__Dataset excerpts__
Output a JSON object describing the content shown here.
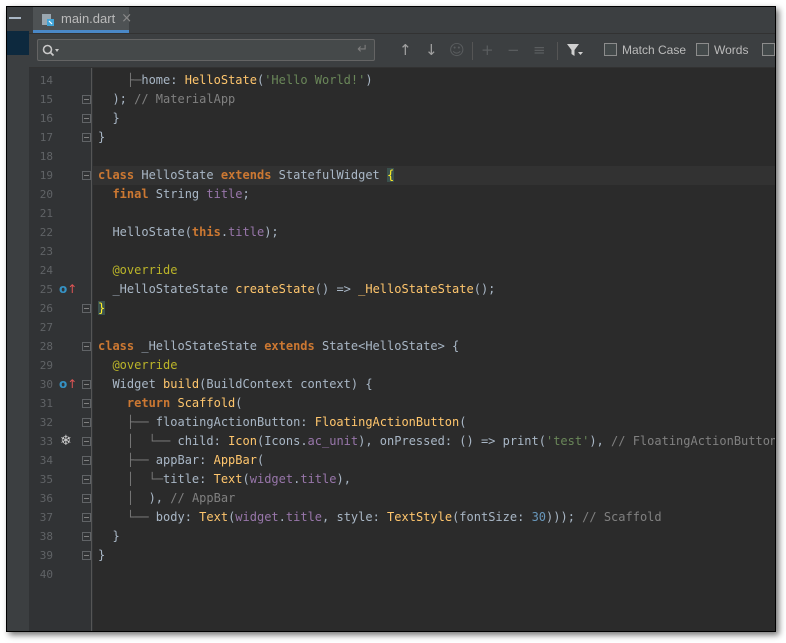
{
  "tab": {
    "filename": "main.dart",
    "close": "×"
  },
  "find": {
    "placeholder": "",
    "match_case_label": "Match Case",
    "words_label": "Words"
  },
  "lines": [
    {
      "n": "14",
      "segs": [
        [
          "guide",
          "    ├─"
        ],
        [
          "",
          "home: "
        ],
        [
          "fn",
          "HelloState"
        ],
        [
          "",
          "("
        ],
        [
          "st",
          "'Hello World!'"
        ],
        [
          "",
          ")"
        ]
      ]
    },
    {
      "n": "15",
      "segs": [
        [
          "",
          "  ); "
        ],
        [
          "cm",
          "// MaterialApp"
        ]
      ]
    },
    {
      "n": "16",
      "segs": [
        [
          "",
          "  }"
        ]
      ]
    },
    {
      "n": "17",
      "segs": [
        [
          "",
          "}"
        ]
      ]
    },
    {
      "n": "18",
      "segs": []
    },
    {
      "n": "19",
      "segs": [
        [
          "kw",
          "class "
        ],
        [
          "",
          "HelloState "
        ],
        [
          "kw",
          "extends "
        ],
        [
          "",
          "StatefulWidget "
        ],
        [
          "brace",
          "{"
        ]
      ]
    },
    {
      "n": "20",
      "segs": [
        [
          "kw",
          "  final "
        ],
        [
          "",
          "String "
        ],
        [
          "fd",
          "title"
        ],
        [
          "",
          ";"
        ]
      ]
    },
    {
      "n": "21",
      "segs": []
    },
    {
      "n": "22",
      "segs": [
        [
          "",
          "  HelloState("
        ],
        [
          "kw",
          "this"
        ],
        [
          "",
          "."
        ],
        [
          "fd",
          "title"
        ],
        [
          "",
          ");"
        ]
      ]
    },
    {
      "n": "23",
      "segs": []
    },
    {
      "n": "24",
      "segs": [
        [
          "an",
          "  @override"
        ]
      ]
    },
    {
      "n": "25",
      "segs": [
        [
          "",
          "  _HelloStateState "
        ],
        [
          "fn",
          "createState"
        ],
        [
          "",
          "() => "
        ],
        [
          "fn",
          "_HelloStateState"
        ],
        [
          "",
          "();"
        ]
      ]
    },
    {
      "n": "26",
      "segs": [
        [
          "brace",
          "}"
        ]
      ]
    },
    {
      "n": "27",
      "segs": []
    },
    {
      "n": "28",
      "segs": [
        [
          "kw",
          "class "
        ],
        [
          "",
          "_HelloStateState "
        ],
        [
          "kw",
          "extends "
        ],
        [
          "",
          "State<HelloState> {"
        ]
      ]
    },
    {
      "n": "29",
      "segs": [
        [
          "an",
          "  @override"
        ]
      ]
    },
    {
      "n": "30",
      "segs": [
        [
          "",
          "  Widget "
        ],
        [
          "fn",
          "build"
        ],
        [
          "",
          "(BuildContext context) {"
        ]
      ]
    },
    {
      "n": "31",
      "segs": [
        [
          "kw",
          "    return "
        ],
        [
          "fn",
          "Scaffold"
        ],
        [
          "",
          "("
        ]
      ]
    },
    {
      "n": "32",
      "segs": [
        [
          "guide",
          "    ├── "
        ],
        [
          "",
          "floatingActionButton: "
        ],
        [
          "fn",
          "FloatingActionButton"
        ],
        [
          "",
          "("
        ]
      ]
    },
    {
      "n": "33",
      "segs": [
        [
          "guide",
          "    │  └── "
        ],
        [
          "",
          "child: "
        ],
        [
          "fn",
          "Icon"
        ],
        [
          "",
          "(Icons."
        ],
        [
          "fd",
          "ac_unit"
        ],
        [
          "",
          "), onPressed: () => print("
        ],
        [
          "st",
          "'test'"
        ],
        [
          "",
          "), "
        ],
        [
          "cm",
          "// FloatingActionButton"
        ]
      ]
    },
    {
      "n": "34",
      "segs": [
        [
          "guide",
          "    ├── "
        ],
        [
          "",
          "appBar: "
        ],
        [
          "fn",
          "AppBar"
        ],
        [
          "",
          "("
        ]
      ]
    },
    {
      "n": "35",
      "segs": [
        [
          "guide",
          "    │  └─"
        ],
        [
          "",
          "title: "
        ],
        [
          "fn",
          "Text"
        ],
        [
          "",
          "("
        ],
        [
          "fd",
          "widget"
        ],
        [
          "",
          "."
        ],
        [
          "fd",
          "title"
        ],
        [
          "",
          "),"
        ]
      ]
    },
    {
      "n": "36",
      "segs": [
        [
          "guide",
          "    │  "
        ],
        [
          "",
          "), "
        ],
        [
          "cm",
          "// AppBar"
        ]
      ]
    },
    {
      "n": "37",
      "segs": [
        [
          "guide",
          "    └── "
        ],
        [
          "",
          "body: "
        ],
        [
          "fn",
          "Text"
        ],
        [
          "",
          "("
        ],
        [
          "fd",
          "widget"
        ],
        [
          "",
          "."
        ],
        [
          "fd",
          "title"
        ],
        [
          "",
          ", style: "
        ],
        [
          "fn",
          "TextStyle"
        ],
        [
          "",
          "(fontSize: "
        ],
        [
          "nu",
          "30"
        ],
        [
          "",
          ")));"
        ],
        [
          "cm",
          " // Scaffold"
        ]
      ]
    },
    {
      "n": "38",
      "segs": [
        [
          "",
          "  }"
        ]
      ]
    },
    {
      "n": "39",
      "segs": [
        [
          "",
          "}"
        ]
      ]
    },
    {
      "n": "40",
      "segs": []
    }
  ]
}
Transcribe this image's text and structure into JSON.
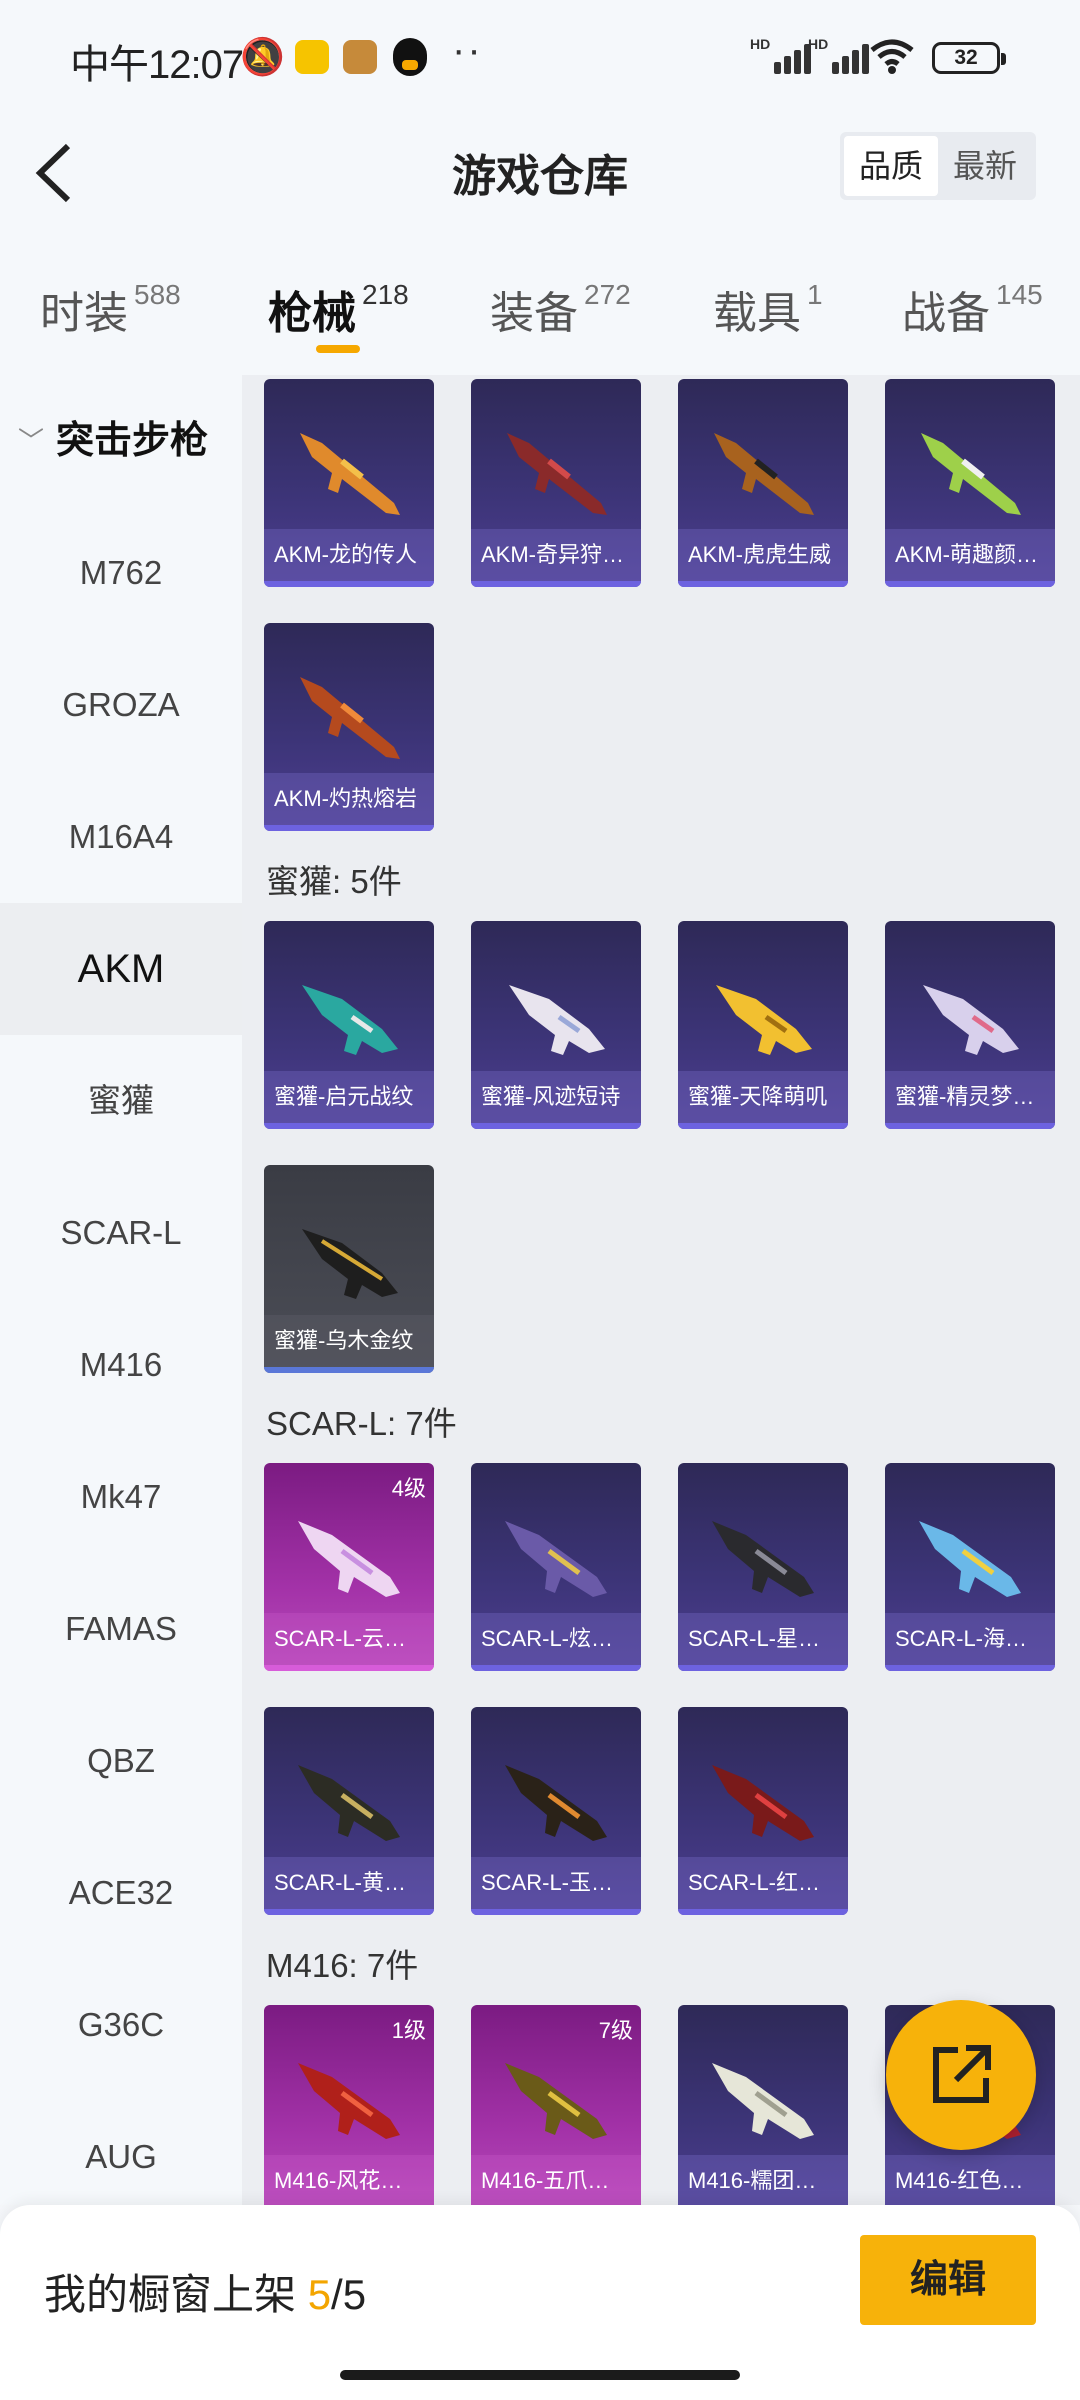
{
  "status_bar": {
    "time": "中午12:07",
    "battery": "32",
    "hd1": "HD",
    "hd2": "HD"
  },
  "header": {
    "title": "游戏仓库",
    "sort_options": [
      "品质",
      "最新"
    ],
    "sort_active": "品质"
  },
  "tabs": [
    {
      "label": "时装",
      "count": "588"
    },
    {
      "label": "枪械",
      "count": "218"
    },
    {
      "label": "装备",
      "count": "272"
    },
    {
      "label": "载具",
      "count": "1"
    },
    {
      "label": "战备",
      "count": "145"
    }
  ],
  "active_tab": "枪械",
  "sidebar": {
    "group": "突击步枪",
    "items": [
      "M762",
      "GROZA",
      "M16A4",
      "AKM",
      "蜜獾",
      "SCAR-L",
      "M416",
      "Mk47",
      "FAMAS",
      "QBZ",
      "ACE32",
      "G36C",
      "AUG"
    ],
    "active": "AKM"
  },
  "sections": [
    {
      "label": "",
      "items": [
        {
          "name": "AKM-龙的传人",
          "level": ""
        },
        {
          "name": "AKM-奇异狩…",
          "level": ""
        },
        {
          "name": "AKM-虎虎生威",
          "level": ""
        },
        {
          "name": "AKM-萌趣颜…",
          "level": ""
        },
        {
          "name": "AKM-灼热熔岩",
          "level": ""
        }
      ]
    },
    {
      "label": "蜜獾: 5件",
      "items": [
        {
          "name": "蜜獾-启元战纹",
          "level": ""
        },
        {
          "name": "蜜獾-风迹短诗",
          "level": ""
        },
        {
          "name": "蜜獾-天降萌叽",
          "level": ""
        },
        {
          "name": "蜜獾-精灵梦…",
          "level": ""
        },
        {
          "name": "蜜獾-乌木金纹",
          "level": ""
        }
      ]
    },
    {
      "label": "SCAR-L: 7件",
      "items": [
        {
          "name": "SCAR-L-云…",
          "level": "4级"
        },
        {
          "name": "SCAR-L-炫…",
          "level": ""
        },
        {
          "name": "SCAR-L-星…",
          "level": ""
        },
        {
          "name": "SCAR-L-海…",
          "level": ""
        },
        {
          "name": "SCAR-L-黄…",
          "level": ""
        },
        {
          "name": "SCAR-L-玉…",
          "level": ""
        },
        {
          "name": "SCAR-L-红…",
          "level": ""
        }
      ]
    },
    {
      "label": "M416: 7件",
      "items": [
        {
          "name": "M416-风花…",
          "level": "1级"
        },
        {
          "name": "M416-五爪…",
          "level": "7级"
        },
        {
          "name": "M416-糯团…",
          "level": ""
        },
        {
          "name": "M416-红色…",
          "level": ""
        }
      ]
    }
  ],
  "bottom_bar": {
    "shelf_label": "我的橱窗上架",
    "shelf_used": "5",
    "shelf_sep": "/",
    "shelf_total": "5",
    "edit_label": "编辑"
  },
  "colors": {
    "accent": "#f7b20a",
    "card_purple": "#3c3477",
    "card_gold_tier": "#a332a8"
  },
  "icons": [
    "back-arrow-icon",
    "share-export-icon",
    "chevron-down-icon",
    "wifi-icon",
    "muted-bell-icon"
  ]
}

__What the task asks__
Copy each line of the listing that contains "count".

__Worked solution__
      "count": "588"
      "count": "218"
      "count": "272"
      "count": "1"
      "count": "145"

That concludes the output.